## Task description
Say how many lines in the records contain the string "PLAZO". Nothing but the number should be given.

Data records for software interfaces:

Segment Open

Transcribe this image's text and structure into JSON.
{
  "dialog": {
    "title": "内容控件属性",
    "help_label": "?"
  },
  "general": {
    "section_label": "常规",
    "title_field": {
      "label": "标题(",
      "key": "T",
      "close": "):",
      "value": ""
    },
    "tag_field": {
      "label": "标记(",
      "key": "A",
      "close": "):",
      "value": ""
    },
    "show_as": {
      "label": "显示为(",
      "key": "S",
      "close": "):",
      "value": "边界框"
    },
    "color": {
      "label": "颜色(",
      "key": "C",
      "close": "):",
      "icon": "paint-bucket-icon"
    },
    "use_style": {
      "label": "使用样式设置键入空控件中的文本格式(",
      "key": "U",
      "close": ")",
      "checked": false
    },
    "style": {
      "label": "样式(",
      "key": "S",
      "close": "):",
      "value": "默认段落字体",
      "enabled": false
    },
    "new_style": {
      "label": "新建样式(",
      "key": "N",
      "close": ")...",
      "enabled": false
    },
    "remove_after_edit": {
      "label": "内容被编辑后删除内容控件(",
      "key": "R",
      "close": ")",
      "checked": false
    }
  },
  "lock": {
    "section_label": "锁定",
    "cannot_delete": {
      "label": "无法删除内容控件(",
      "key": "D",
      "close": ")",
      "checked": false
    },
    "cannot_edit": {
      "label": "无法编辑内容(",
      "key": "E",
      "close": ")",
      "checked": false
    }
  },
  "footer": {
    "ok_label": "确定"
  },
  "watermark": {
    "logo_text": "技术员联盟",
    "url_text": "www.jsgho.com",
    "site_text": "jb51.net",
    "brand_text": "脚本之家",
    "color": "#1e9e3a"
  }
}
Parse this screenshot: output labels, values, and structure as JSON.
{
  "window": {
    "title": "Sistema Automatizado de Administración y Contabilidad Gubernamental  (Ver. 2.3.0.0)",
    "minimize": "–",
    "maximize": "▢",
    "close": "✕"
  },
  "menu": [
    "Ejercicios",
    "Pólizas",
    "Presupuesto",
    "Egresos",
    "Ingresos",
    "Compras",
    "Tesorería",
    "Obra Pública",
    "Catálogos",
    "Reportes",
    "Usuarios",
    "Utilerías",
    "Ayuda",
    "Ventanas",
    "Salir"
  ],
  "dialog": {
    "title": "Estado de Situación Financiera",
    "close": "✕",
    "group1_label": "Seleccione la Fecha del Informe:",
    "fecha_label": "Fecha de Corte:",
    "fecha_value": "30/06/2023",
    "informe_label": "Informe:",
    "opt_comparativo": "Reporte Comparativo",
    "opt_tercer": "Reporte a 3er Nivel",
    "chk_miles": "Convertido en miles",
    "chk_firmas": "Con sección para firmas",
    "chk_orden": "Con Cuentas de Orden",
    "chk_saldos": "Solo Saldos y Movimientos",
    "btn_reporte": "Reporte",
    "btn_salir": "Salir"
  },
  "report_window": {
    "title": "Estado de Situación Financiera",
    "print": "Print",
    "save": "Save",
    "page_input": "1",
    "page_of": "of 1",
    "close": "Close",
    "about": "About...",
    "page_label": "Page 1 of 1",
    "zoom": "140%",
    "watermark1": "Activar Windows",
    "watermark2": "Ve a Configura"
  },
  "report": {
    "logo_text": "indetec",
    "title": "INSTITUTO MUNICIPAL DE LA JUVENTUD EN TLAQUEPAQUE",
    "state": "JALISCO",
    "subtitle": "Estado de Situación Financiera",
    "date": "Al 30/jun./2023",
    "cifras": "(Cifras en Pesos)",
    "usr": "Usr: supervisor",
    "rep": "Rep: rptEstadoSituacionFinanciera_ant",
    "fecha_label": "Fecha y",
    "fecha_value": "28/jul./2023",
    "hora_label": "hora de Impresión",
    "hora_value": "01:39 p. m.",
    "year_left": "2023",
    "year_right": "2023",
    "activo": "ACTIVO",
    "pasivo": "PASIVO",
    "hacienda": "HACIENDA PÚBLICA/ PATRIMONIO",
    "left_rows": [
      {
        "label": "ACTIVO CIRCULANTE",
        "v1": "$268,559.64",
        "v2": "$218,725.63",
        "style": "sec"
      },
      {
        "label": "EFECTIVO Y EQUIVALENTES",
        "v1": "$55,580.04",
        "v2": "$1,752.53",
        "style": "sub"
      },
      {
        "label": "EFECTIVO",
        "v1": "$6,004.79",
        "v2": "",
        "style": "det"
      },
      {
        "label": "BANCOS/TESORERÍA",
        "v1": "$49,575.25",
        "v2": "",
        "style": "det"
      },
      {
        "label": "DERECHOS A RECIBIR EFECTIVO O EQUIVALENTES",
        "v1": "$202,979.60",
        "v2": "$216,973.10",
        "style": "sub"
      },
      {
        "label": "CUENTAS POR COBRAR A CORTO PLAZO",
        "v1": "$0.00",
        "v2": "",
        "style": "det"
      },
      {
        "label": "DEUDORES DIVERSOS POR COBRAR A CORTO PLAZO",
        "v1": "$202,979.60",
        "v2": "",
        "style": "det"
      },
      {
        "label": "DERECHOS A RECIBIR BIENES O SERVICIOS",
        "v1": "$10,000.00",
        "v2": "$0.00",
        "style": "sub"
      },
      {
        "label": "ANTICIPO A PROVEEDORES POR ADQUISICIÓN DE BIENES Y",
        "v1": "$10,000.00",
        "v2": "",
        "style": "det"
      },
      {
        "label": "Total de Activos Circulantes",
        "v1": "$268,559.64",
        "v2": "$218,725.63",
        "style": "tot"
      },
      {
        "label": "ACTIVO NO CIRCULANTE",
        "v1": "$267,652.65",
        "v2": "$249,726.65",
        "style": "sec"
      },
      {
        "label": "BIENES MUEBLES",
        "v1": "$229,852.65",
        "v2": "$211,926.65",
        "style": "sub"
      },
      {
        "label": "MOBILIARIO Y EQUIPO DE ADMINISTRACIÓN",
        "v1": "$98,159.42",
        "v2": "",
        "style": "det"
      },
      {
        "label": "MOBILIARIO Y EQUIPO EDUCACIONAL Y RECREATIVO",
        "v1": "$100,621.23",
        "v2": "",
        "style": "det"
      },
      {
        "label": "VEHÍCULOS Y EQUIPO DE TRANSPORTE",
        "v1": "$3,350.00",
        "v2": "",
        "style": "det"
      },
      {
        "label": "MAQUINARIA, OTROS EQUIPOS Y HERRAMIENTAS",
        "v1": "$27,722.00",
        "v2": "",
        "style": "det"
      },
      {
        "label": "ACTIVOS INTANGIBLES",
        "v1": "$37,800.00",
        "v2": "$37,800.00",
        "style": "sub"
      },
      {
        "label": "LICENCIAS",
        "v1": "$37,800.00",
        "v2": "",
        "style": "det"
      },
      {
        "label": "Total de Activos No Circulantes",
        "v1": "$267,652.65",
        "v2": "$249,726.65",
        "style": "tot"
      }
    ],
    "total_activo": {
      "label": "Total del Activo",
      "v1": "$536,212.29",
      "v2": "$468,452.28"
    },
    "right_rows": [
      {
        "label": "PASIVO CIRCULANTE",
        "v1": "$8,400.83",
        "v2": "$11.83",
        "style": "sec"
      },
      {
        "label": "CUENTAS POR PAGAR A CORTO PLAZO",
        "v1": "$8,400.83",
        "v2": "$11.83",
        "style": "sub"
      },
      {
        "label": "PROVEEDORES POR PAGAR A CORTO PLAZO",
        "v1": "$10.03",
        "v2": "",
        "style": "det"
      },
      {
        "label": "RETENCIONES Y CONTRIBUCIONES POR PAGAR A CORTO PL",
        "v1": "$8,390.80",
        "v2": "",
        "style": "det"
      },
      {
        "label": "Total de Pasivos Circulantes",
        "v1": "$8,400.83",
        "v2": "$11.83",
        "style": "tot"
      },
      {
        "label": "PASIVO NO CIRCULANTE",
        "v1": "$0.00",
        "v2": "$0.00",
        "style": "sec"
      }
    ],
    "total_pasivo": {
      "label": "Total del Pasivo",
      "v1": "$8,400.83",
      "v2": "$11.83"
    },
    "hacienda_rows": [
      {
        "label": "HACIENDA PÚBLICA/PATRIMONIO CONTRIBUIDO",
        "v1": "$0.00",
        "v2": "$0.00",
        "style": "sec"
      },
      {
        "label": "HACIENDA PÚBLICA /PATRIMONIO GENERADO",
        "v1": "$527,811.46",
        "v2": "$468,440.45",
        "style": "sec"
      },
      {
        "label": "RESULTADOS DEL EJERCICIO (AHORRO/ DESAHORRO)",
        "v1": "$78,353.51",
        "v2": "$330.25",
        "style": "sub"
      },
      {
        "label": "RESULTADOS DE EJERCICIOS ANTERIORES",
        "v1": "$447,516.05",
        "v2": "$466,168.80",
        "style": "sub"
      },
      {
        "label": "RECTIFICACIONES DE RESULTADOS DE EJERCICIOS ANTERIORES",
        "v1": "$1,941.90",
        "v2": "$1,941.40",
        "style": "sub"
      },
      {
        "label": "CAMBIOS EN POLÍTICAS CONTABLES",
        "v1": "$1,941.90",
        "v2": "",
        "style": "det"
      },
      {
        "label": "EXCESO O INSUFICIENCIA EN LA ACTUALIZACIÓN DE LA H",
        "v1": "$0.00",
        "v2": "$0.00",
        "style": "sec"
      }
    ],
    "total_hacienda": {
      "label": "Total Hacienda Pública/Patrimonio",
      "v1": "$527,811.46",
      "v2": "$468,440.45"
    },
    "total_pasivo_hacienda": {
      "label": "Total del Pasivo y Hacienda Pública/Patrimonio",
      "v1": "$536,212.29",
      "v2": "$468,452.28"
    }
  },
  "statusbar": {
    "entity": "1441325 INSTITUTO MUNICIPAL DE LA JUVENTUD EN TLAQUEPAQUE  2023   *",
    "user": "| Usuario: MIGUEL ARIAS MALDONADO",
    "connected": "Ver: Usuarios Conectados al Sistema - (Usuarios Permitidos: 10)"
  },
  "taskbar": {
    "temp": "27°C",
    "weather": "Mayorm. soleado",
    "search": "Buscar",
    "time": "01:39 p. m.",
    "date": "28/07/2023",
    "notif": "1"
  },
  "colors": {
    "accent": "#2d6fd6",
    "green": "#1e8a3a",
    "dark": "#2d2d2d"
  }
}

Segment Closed

## Response box
4